The day-off routine of screening your calls in case your manager desperately needs someone to cover a shift is rapidly fading. Where managers used to spend hours producing and maintaining a functioning work schedule each week, tech companies are now deploying software to automate large portions of that once-laborious task. Their efforts free up time for managers and shift workers alike, and let them spend their work hours working.
Here are four Seattle-based tech companies making scheduling their full-time job.
Headquarters: Downtown Seattle
Work: Shiftboard’s cloud-based software allows managers to create schedules for a wage-earning workforce. With tools to build a master schedule, employee profiles and a pool of “flexible” employees who are likely to be available to cover shifts – complete with defining qualifications like seniority, locations and overtime status — Shiftboard allows managers to automate a wide array of shift-related processes that traditionally take up large chunks of their time. The software also features tools to manage swings in demand or changes in employee availability, and an analytics dashboard to measure performance against a range of pre-determined KPIs. Originally founded to service the healthcare industry, Shiftboard has long since expanded its services into a wide variety of industries, with a customer list that includes the likes of Disney, United and the UK’s Metropolitan Police.
Headquarters: Lower Queen Anne
Work: Shyft takes the burden of shift-swapping off managers and instead provides a portal for workers to communicate, swap and cover shifts in a way that maintains compliance with a business’ needs. Workers who need to change their schedule can post shifts to a team feed, and seek approval from managers as soon as a coworker volunteers to cover it. Managers can also see who’s available at any given time. The platform offers end-to-end encryption, and integrates with Workday, Kronos and other workforce management systems. Originally founded in Toronto in 2015, Shyft moved south of the border to join Techstars Seattle in 2016, and has remained in the city ever since.
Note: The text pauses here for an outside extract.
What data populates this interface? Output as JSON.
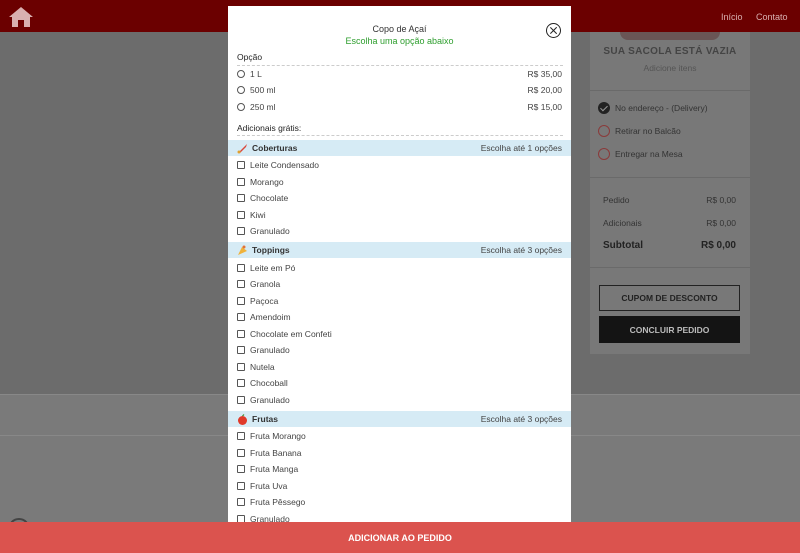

The company recently raised a $6.5 million Series A, which CEO Brett Patrontasch said they would use to hire for roles in product, engineering, design and business operations.
Seattle headquarters: Downtown Seattle
Work: Celayix produces a suite of scheduling software and workforce management solutions. Features include an automated employee scheduling tool that supports a range of structures (such as shift bidding), an employee portal where workers can retrieve and confirm shift schedules, tools to request time off and a geofencing-enabled employee attendance tracking system. There’s also a messaging function to facilitate shift-related communication across an organization, and ways for employees to confirm that they have seen changes to schedules. The company’s main headquarters are located in downtown Vancouver, British Columbia, and they keep a regional office in central Seattle.
Work: MyPeople seeks to form a foundation for the gig economy, functioning as a concierge service to connect busy users with a network of freelancing dog walkers, house cleaners, car washers, babysitters and delivery drivers. Users filter for the type of service they want, location and availability, book and pay all through the site, and earn a percentage of their spend back in rewards points. Founder and CEO Melissa Strawn came up with the idea after a short-term disability left her struggling to support two kids.